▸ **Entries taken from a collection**
/---

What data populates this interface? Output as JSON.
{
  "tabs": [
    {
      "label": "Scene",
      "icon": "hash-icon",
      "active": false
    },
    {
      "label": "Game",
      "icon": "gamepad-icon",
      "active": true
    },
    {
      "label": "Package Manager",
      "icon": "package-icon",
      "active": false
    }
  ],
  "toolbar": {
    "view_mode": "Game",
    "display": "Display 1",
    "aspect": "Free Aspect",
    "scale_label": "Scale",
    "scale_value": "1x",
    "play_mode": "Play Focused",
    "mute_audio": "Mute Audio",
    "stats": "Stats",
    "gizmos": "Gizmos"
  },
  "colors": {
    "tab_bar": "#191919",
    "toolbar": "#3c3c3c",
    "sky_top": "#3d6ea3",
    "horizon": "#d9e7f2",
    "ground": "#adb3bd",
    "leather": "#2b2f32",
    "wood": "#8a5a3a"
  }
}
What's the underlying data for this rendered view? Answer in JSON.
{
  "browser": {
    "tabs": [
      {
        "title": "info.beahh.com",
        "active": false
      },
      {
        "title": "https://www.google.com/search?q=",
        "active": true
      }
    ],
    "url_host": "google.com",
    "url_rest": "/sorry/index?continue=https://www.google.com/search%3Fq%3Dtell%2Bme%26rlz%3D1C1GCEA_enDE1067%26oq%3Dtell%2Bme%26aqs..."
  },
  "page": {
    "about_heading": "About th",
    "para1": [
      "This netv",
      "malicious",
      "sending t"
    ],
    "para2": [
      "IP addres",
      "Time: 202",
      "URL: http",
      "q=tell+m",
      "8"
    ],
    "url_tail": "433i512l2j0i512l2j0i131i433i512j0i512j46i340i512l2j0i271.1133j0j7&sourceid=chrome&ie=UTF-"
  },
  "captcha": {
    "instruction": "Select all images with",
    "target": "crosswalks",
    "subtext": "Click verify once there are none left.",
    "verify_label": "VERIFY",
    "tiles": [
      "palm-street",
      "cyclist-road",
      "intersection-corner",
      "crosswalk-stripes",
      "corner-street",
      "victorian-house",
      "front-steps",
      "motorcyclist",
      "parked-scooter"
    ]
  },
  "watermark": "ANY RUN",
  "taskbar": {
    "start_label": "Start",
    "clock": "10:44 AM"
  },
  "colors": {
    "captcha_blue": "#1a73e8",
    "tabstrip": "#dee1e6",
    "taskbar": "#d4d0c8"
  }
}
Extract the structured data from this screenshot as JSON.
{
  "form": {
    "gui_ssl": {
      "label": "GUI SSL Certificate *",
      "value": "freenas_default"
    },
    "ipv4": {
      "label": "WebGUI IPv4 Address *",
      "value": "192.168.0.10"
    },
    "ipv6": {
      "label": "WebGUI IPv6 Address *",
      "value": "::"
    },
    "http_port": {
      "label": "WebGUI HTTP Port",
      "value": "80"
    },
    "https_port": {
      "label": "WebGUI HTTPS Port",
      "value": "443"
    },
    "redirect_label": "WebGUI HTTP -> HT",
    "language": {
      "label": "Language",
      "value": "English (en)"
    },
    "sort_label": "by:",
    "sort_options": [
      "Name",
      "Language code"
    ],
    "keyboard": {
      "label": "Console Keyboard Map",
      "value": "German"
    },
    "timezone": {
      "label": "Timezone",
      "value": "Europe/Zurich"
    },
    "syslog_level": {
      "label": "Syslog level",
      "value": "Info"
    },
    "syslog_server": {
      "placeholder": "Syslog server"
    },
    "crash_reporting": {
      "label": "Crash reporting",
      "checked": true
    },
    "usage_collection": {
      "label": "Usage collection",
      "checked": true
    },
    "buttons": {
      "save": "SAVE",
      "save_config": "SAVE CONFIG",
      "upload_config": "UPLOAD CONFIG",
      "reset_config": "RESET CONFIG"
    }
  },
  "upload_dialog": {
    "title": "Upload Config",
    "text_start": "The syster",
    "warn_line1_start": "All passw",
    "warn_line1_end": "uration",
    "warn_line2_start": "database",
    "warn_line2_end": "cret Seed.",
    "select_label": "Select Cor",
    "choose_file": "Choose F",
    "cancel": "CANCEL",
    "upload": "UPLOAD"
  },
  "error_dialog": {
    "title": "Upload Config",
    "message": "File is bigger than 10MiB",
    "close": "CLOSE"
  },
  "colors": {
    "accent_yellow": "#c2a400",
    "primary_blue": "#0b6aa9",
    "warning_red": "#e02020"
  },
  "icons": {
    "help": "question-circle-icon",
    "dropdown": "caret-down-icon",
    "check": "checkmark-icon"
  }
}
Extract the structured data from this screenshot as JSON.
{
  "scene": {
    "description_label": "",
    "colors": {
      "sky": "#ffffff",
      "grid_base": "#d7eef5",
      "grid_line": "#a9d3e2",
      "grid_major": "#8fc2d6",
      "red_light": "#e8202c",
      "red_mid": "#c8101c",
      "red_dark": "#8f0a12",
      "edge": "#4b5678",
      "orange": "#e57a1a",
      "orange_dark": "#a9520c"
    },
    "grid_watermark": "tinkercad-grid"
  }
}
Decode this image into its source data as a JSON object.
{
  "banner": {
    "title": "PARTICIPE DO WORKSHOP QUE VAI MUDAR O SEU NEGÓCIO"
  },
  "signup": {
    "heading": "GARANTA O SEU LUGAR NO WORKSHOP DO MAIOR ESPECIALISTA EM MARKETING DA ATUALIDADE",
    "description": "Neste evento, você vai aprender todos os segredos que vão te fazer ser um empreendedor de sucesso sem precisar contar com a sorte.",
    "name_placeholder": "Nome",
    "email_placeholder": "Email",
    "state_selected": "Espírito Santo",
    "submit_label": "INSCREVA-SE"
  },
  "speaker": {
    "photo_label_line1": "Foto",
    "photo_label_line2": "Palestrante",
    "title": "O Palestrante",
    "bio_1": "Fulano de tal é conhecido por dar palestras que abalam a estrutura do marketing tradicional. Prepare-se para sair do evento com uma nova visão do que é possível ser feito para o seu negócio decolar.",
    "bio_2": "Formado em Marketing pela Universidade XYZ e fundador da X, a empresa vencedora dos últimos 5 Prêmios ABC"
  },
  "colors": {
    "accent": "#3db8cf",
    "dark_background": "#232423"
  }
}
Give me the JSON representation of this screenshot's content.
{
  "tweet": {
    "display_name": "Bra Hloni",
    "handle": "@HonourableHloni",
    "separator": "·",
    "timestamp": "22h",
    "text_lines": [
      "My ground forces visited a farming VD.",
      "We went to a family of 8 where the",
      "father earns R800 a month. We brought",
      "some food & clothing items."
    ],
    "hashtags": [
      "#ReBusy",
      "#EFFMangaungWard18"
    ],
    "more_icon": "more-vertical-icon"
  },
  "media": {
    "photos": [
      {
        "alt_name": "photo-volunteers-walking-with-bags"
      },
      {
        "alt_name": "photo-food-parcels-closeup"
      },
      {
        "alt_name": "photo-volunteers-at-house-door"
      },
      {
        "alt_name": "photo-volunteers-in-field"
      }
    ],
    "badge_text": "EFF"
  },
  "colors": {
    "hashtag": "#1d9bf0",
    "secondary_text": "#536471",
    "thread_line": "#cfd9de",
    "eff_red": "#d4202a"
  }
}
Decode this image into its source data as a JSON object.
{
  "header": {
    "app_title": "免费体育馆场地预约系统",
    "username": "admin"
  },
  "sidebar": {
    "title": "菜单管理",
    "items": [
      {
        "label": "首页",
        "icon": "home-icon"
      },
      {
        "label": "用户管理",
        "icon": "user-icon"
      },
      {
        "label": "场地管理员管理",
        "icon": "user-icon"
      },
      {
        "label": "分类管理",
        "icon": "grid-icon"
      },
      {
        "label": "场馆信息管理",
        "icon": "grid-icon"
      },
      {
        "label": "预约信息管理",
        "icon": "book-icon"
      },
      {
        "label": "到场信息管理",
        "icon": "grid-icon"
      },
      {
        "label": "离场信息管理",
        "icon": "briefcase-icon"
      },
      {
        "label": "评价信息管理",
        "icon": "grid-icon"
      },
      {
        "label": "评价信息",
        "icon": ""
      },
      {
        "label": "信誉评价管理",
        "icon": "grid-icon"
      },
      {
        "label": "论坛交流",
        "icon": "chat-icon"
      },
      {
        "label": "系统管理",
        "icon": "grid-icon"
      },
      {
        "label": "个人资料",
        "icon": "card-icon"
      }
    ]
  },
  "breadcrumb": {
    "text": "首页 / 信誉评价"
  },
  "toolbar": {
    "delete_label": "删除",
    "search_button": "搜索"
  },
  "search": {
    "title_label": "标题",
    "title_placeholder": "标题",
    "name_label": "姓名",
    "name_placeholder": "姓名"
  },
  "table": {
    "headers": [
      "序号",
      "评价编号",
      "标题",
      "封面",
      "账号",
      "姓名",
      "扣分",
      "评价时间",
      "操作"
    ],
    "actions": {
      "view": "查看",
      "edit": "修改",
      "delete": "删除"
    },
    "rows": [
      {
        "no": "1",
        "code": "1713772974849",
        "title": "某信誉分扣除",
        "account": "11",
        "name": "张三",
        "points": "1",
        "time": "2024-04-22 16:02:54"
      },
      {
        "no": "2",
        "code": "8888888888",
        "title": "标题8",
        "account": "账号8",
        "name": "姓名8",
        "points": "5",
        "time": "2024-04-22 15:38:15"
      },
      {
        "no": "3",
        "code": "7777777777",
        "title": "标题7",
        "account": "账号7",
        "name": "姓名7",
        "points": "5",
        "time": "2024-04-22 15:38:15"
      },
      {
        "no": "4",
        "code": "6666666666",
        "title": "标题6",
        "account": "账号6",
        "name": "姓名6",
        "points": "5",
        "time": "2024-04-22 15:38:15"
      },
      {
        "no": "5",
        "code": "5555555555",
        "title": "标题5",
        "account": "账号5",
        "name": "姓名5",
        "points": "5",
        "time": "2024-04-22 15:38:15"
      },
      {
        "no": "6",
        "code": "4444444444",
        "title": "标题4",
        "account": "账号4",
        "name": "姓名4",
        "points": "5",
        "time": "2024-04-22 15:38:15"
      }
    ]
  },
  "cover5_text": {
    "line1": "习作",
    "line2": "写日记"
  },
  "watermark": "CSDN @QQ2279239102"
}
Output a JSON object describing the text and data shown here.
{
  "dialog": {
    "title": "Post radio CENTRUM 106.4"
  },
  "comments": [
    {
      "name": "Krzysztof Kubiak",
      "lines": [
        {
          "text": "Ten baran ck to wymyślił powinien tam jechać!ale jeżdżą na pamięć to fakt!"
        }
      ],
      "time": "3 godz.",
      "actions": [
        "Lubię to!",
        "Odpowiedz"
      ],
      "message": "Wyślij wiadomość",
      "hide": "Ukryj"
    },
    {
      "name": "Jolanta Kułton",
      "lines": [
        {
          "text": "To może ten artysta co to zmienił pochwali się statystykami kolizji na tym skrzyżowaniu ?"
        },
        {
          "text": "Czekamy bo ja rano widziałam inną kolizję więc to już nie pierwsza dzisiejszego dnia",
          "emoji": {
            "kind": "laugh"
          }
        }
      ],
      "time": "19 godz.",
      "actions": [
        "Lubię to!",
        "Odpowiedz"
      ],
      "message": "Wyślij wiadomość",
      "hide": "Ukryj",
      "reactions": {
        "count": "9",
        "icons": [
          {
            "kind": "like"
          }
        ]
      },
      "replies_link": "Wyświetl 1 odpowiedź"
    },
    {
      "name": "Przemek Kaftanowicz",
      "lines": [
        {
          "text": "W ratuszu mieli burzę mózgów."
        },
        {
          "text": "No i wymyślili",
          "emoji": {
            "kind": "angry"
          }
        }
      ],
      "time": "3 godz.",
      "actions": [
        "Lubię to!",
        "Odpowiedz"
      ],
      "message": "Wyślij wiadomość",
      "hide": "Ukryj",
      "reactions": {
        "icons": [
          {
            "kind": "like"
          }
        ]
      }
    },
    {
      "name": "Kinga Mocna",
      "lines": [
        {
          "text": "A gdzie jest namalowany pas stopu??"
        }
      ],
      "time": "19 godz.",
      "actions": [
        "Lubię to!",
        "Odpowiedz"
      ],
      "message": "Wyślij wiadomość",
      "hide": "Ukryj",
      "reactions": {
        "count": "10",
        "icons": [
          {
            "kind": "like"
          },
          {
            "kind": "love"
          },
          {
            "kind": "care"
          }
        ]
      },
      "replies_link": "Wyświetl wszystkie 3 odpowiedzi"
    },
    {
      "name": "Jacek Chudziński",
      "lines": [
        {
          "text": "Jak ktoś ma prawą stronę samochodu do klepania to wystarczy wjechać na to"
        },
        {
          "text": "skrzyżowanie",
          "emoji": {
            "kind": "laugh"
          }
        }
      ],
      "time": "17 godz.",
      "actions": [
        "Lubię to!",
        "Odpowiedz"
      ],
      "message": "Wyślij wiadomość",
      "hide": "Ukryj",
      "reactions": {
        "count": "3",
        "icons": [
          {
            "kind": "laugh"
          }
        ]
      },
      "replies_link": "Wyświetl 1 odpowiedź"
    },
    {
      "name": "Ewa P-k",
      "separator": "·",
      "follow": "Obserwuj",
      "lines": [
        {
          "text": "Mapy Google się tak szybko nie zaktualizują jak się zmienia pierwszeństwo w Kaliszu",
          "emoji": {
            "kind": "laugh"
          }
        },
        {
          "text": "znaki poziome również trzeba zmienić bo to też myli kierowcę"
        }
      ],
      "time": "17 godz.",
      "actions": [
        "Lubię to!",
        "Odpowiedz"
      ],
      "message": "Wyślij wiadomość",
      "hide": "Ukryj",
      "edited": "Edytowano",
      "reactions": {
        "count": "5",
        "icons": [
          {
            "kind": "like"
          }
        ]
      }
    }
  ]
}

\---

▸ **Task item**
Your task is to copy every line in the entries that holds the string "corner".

▸ **Written answer**
      "intersection-corner",
      "corner-street",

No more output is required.